There's no end in sight to Waldport, Oregon's heat wave. Another 70° day is predicted for tomorrow. You read that right. Seventy degrees Fahrenheit, twenty-one Celsius. That's hot here. That's when people who have them start popping salt tablets. It's when people frequent our topless beaches, a topless beach here being one where if you're feeling frisky you take off your sweatshirt. It makes living with the rain (on average 100 inches or 2.5 meters a year) worth it along with jokes like, "Oregon: Where Lewis and Clark Discovered Seasonal Affected disorder."
McHumor.com's Weather Cartoons
McHumor.com's Oregon Cartoons
Saturday, July 7, 2007
McHumor.com's Bird Cartoons
Friday, July 6, 2007
Blogs. They're a mystery to me. People are posting the minutia of their lives on line and, even more perplexing, other people are actually reading these posts about the minutia in other people's lives?
Oh well. I don't understand gravity either, and I've yet to float out into space, so here's today's T- minutia: I had my semiannual mammogram today. One good thing about mammograms is that after each one, it's easier for me to touch my toes without bending my knees . . . and I don't mean touch them with my hands.

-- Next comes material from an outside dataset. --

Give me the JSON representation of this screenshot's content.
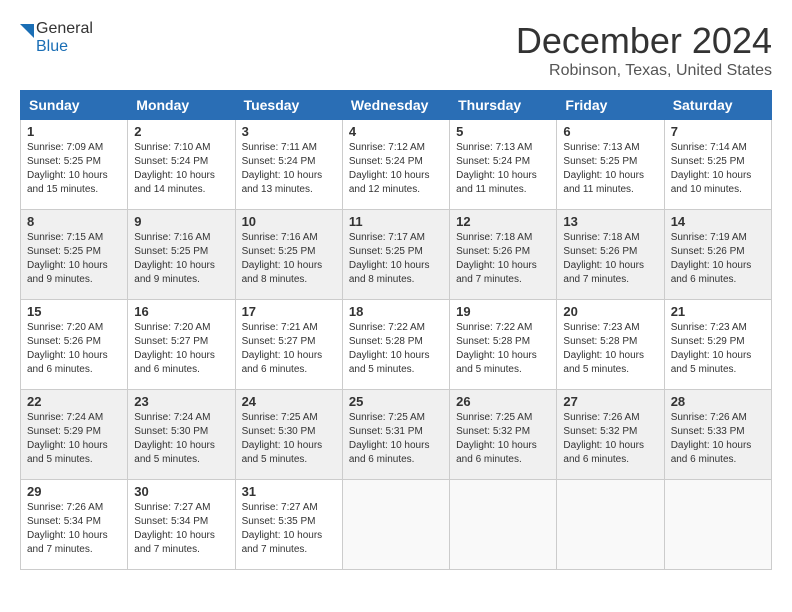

It's too bad that those of us with more breast than we need or want, can't donate the excess to those who want or need them, sort of like Locks of Love where people donate their hair to make wigs for chemo patients. If I ever had plastic surgery, it would be to have my bladder enlarged.
Well, that's enough minutia for the moment since one of the things that most perplexes me about blogs is how people find time to read them, much less write them. 'Til whenever.